First of all… impossible!. You will say, an array cannot change its size once created. When instantiating an array, space is reserved in memory to store its elements, and once created, it is impossible to change its size (among other things because it may not have room to grow where it is stored).

And you are absolutely right, an array cannot change its size once created. But nothing prevents us from creating a new array with the desired size (larger or smaller), copying the contents of the original array, and finally deleting it. This is precisely how a dynamic array works.

First, we create an array with a certain capacity. When we store elements, we count the number of elements we have in the array.


As long as the number of elements is less than the capacity of the array, the dynamic array behaves like a normal array.


If we continue to add elements, at some point we will exhaust the capacity of the array.


At that point, we generate a new array, copy the elements, and delete the old array.


The rule that is usually taken is that the new array has twice the capacity of the original array (2*N). However, any other rule is possible (for example 1.2*N, N+10…).

If we want to reduce the array to decrease the amount of memory occupied by it, we generate a new array that has a capacity equal to the number of elements stored, and likewise, we copy and delete the original. If we prefer, we can leave a certain margin, although, in general, it is not usual.

As for efficiency, the dynamic array behaves like a normal array (because it actually is). In particular, index reads are O(1), and index writes are O(1). Element insertions are O(n). Adding an element (at the end of the collection) is O(1), unless there is remaining capacity.

If it is necessary to expand (change the size of the array), the operations slow down because it is necessary to generate the new array and copy all the elements, which is a relatively slow process.

Avoiding the expansion of the array is the reason why it is usual to double the capacity. However, in a microcontroller with little memory like Arduino, it may be excessive, and it may be preferable to sacrifice some speed by decreasing the growth factor.

Implementing a dynamic array in Arduino

Next, we have a very basic implementation of a dynamic array to illustrate its operation.

We only have two methods, AddItem() and RemoveTail(), which, respectively, add or remove the last elements of the dynamic array.

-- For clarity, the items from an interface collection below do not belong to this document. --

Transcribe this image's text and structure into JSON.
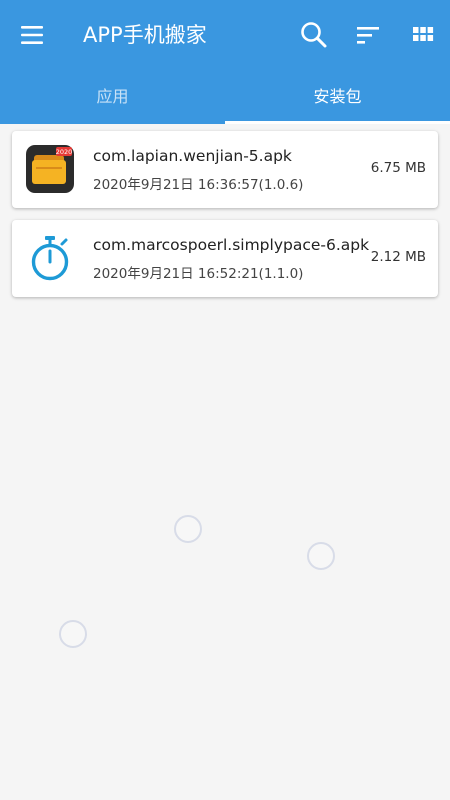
{
  "app": {
    "title": "APP手机搬家",
    "accent_color": "#3a97e0"
  },
  "toolbar": {
    "menu_icon": "hamburger-menu-icon",
    "search_icon": "search-icon",
    "sort_icon": "sort-icon",
    "grid_icon": "grid-view-icon"
  },
  "tabs": [
    {
      "label": "应用",
      "selected": false
    },
    {
      "label": "安装包",
      "selected": true
    }
  ],
  "packages": [
    {
      "name": "com.lapian.wenjian-5.apk",
      "date": "2020年9月21日 16:36:57(1.0.6)",
      "size": "6.75 MB",
      "icon": "file-manager-folder-icon",
      "icon_badge": "2020"
    },
    {
      "name": "com.marcospoerl.simplypace-6.apk",
      "date": "2020年9月21日 16:52:21(1.1.0)",
      "size": "2.12 MB",
      "icon": "stopwatch-icon"
    }
  ]
}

On the other hand, we have the resize() method, which changes the size of the array, and the Trim() method, which reduces the size of the array to the number of elements to reduce the consumed memory.

int* list;
size_t count;
size_t capacity;

// Create a new list
void CreateList(size_t _capacity)
  list = new int[_capacity];
  capacity = _capacity;
  count = 0;

// Add element to the end of the list
void AddItem(int item)
  if (count > capacity)
    size_t newSize = capacity * 2;

  list[count - 1] = item;

// Remove last element from the list
void RemoveTail()

// Reduce list capacity to the number of elements
void Trim()

// Resize list
void resize(size_t newCapacity)
  int* newList = new int[newCapacity];
  memmove(newList, list, count  * sizeof(int));
  delete[] list;
  capacity = newCapacity;
  list = newList;

// Show the list by Serial for debugging
void printList()

  Serial.print("  Count:");

  Serial.print("  Items:");
  for (size_t index = 0; index < count; index++)
    Serial.print(' ');

void setup()

  Serial.println("List with 2 elements");

  Serial.println("Enter 1 and 2 elements");

  Serial.println("Resize and enter 3 and 4 elements");

  Serial.println("Resize and enter 5 and 6 elements");

  Serial.println("Remove last two");

  Serial.println("Adjust size");

void loop()

If we run the code, we will see the following output.


Dynamic array in a library

Of course, this couldn’t end here. Here is the link to the List library, a complete implementation of a dynamic list, with methods to add, insert, delete elements, reverse the order, convert to/from an array, etc…

While still being simple enough to work on a processor like Arduino. Enjoy!

Download the code

All the code from this post is available for download on Github. github-full